PDC Energy (ticker: PDCE), a Denver-based exploration and production company with operations in the Wattenberg Field and Utica Shale, reaffirmed its borrowing base at $700 million, according to a company news release on October 2, 2015. Its commitment level is unchanged at $450 million, of which $385 million was available at the time of its Q2’15 results.
PDCE also reached an agreement to extend the maturity of its credit facility to May 2020 – two years longer than the original agreement. In the release, Gysle Shellum, Chief Financial Officer of PDC Energy said the “liquidity and flexibility provides us the ability to continue operating with a clear focus on maintaining favorable debt metrics and executing on our strategic vision.”
Borrowing Base Intact
The majority of the oil and gas industry is on the edge of their seats as banks make their redeterminations on borrowing bases. A handful of companies other than PDC have seen no change to their availability, including Bill Barrett Corp. (ticker: BBG), Chesapeake Energy (ticker: CHK), Rex Energy (ticker: REXX) and VAALCO Energy (ticker: EGY).
By reaffirming its borrowing base and stretching its debt maturity into the next decade, PDC’s track to 2017 is paved with rising production volumes backed by substantial hedges, along with no looming capital problems. Its debt to market cap in EnerCom’s E&P Weekly Benchmarking Report is just 31% – substantially lower than the median of 103% from 87 of its peers.
Wattenberg Providing Returns
Citing commodity prices, PDC is deferring its Utica Shale program until 2016 even though wells from two separate pads are tracking above a 680 MBOE type curve.
A possible factor in the deferral is the high-end returns being realized in the Wattenberg Field – particularly in the middle and inner sections, where management says rates of return are reaching anywhere from 30% to 60% in the current commodity environment. The respective prices for standard length and extended reach wells are $3.1 and $4.1 million apiece, while the estimated ultimate recovery of wells in PDC’s inner and middle acreage now exceeds 600 MBOE.
The company has plenty of space to operate in the Wattenberg: its 96,000 net acres are the third-most of any E&P in the region, and the properties are 100% held by production. Its proved reserves stand at 250 MMBOE, and the company believes 91% of said reserves are economical at $50/barrel prices.
Maintaining Growth… With Fewer Rigs
PDC’s 2015 production guidance range of 40,275 to 41,100 BOEPD represents a 60% increase compared to 2014, and the company anticipates 2016 volumes increasing by an additional 35% to places volumes at a midpoint of nearly 55,000 BOEPD.
Despite the quick rise in volumes, PDC will move to a four rig program, down from its previous count of seven. The fewer rigs aren’t necessarily a result of the new commodity environment – they’re the result of increased spud times and efficiencies. The company’s spud-to-spud time is 30% lower on a year-over-year basis and is a driving factor in estimating the 2015 spud count to reach 155, which is 36 more than originally anticipated.

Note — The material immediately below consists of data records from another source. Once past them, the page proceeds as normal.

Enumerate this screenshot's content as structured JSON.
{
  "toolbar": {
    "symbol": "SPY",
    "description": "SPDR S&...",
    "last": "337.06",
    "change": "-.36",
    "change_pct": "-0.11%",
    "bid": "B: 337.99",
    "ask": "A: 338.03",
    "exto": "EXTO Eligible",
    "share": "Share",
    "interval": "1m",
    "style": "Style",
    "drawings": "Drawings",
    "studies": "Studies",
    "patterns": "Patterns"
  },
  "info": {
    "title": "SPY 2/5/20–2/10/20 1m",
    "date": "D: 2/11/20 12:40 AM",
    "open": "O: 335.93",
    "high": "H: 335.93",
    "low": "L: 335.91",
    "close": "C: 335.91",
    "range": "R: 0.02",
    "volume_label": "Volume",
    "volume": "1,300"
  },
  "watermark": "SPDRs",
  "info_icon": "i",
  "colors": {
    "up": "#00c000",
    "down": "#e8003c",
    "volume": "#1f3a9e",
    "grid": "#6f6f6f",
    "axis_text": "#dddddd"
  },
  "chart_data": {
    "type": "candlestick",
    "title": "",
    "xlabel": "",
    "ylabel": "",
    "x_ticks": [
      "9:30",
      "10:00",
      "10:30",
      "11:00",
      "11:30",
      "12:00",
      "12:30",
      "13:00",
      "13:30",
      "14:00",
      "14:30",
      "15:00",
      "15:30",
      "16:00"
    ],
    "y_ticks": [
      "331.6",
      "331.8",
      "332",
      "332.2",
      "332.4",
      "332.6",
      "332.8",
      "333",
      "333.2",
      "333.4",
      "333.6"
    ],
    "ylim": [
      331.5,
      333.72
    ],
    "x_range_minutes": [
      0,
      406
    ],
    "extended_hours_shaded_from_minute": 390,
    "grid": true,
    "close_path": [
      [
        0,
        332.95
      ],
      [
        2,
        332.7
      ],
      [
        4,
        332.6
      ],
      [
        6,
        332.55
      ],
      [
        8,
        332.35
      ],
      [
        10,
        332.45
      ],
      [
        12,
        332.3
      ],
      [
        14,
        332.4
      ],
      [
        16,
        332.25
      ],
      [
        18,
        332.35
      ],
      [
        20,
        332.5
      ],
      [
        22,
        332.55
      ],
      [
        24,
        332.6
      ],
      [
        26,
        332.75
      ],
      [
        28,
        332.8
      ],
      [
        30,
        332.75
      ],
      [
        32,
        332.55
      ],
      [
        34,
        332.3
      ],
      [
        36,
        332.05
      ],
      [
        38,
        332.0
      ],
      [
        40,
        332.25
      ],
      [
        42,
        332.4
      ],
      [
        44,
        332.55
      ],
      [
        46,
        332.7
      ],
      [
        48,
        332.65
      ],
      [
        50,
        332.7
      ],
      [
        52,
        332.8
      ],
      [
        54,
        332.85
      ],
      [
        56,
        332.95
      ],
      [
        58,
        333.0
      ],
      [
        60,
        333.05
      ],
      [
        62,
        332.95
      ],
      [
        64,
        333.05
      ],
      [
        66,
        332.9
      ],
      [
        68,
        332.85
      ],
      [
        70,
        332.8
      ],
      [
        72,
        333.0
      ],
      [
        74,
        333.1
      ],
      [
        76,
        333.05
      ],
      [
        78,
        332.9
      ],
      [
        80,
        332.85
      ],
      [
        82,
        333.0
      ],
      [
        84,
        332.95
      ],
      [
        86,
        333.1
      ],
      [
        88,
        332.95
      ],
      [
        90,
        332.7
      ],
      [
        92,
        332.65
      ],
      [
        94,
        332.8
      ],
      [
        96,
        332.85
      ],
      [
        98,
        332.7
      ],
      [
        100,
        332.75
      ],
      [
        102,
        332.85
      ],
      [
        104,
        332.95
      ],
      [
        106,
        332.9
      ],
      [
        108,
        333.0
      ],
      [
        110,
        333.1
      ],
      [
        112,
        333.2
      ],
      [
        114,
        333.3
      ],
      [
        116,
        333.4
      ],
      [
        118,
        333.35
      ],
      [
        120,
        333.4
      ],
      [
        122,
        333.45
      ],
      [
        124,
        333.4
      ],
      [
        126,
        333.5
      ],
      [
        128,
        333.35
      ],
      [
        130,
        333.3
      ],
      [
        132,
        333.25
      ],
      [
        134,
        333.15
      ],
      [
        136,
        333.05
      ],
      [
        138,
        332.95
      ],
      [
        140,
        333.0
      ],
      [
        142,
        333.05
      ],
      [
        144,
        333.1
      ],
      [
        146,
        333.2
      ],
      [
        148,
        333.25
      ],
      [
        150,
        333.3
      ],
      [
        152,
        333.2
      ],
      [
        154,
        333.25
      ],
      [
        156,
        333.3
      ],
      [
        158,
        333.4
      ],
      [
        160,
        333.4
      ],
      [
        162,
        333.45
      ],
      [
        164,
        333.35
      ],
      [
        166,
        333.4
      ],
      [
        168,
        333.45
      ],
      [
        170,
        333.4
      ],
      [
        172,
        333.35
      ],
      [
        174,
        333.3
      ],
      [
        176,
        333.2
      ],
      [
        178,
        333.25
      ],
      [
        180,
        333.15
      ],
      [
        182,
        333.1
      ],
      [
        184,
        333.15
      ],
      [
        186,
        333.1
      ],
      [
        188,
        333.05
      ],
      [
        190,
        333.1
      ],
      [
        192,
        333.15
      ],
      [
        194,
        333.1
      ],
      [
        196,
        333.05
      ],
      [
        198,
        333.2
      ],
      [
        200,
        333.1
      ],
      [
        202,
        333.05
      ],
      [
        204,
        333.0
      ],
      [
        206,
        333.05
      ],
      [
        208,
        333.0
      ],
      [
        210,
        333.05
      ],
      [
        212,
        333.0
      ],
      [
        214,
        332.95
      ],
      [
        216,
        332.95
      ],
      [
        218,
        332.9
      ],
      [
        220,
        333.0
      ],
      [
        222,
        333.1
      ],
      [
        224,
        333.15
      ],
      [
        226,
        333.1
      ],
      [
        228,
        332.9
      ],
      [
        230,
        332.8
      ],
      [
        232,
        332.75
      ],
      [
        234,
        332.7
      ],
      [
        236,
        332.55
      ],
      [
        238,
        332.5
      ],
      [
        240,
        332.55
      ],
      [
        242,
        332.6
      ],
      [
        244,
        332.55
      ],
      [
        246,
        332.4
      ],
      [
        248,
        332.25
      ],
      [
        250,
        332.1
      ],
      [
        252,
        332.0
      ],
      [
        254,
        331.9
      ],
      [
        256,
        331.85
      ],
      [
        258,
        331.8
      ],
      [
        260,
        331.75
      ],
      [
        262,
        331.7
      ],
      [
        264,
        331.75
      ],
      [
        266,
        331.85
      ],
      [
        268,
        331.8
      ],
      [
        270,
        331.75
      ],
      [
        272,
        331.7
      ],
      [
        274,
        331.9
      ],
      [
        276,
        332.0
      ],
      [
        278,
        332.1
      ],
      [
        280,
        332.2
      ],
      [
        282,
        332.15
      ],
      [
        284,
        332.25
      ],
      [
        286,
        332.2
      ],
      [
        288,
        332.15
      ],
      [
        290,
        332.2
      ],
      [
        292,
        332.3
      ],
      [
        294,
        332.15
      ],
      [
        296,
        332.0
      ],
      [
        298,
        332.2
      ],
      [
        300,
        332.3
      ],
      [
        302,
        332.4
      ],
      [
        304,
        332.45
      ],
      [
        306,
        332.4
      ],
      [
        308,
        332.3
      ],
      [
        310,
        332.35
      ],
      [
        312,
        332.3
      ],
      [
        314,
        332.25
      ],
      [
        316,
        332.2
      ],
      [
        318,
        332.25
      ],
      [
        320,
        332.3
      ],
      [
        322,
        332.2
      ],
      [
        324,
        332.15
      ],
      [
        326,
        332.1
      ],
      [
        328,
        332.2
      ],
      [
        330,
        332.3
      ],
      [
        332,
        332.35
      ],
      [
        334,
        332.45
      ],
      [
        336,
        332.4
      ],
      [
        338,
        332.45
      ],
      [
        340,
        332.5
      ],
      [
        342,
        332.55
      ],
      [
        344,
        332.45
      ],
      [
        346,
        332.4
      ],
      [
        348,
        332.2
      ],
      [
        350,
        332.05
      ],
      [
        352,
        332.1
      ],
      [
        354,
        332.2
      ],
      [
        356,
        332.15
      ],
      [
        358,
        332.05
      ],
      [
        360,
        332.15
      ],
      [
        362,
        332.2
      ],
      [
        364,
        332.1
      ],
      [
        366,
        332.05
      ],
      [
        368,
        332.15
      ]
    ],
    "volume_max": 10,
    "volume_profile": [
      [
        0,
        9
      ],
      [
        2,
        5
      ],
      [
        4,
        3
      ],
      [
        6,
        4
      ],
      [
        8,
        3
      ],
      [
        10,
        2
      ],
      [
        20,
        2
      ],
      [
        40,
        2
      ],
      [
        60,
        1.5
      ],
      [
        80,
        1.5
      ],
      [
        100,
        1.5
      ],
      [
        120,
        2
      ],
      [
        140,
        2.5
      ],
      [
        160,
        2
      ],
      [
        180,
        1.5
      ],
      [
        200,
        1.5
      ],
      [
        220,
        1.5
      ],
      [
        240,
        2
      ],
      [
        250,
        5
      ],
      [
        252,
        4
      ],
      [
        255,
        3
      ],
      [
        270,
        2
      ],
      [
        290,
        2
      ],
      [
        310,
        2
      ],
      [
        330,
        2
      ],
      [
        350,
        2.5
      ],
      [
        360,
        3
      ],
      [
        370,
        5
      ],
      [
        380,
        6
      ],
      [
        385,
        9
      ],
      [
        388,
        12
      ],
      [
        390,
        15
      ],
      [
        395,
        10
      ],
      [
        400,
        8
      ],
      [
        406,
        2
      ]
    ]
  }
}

Overall, PDC believes more than 1,400 drilling locations remain in the Wattenberg and the company is still in early stages of development. EnerCom’s Benchmarking Report estimates 70% of PDC’s properties are proved undeveloped, ranking in a two-way tie with Antero Resources (ticker: AR) for first place among 42 mid to large cap peers.
Three Year Program in Place
“The growth profile and clean balance sheet are two contributing factors to PDCE’s YTD performance, which is second best among our 54-company E&P coverage universe,” said a note from Capital One Securities on October 2, 2015. The performance is similar in EnerCom’s model, ranking third among its 87 peers. Despite being one of the few companies in the market with a favorable stock performance, 26 of 29 analysts covering the company have recommended a “Buy” rating. The remaining three have PDCE on “Hold.”
The rising volumes and decreased capital has PDC targeting cash flow neutrality in the second half of 2015, with the breakeven rate expected to continue into fiscal 2016. The company has $637 million in available liquidity, assuming its reaffirmed $700 million borrowing base, and management projects a year-end debt-to-EBITDA multiple of approximately 1.5x. Its drilling inventory may further increase, depending on 22 and 26-well tests in certain sections – up from its current inventory of 20 wells/section. The Capital One Securities note mentions results from the upsized well tests could me available by mid-2016, and reaching the halfpoint of the tests would increase its identified drilling locations by 20%.
PDC’s balance sheet flexibility and absence of drilling requirements will allow management to ramp up operations as necessary as the majority of its oil hedges roll off in 2017.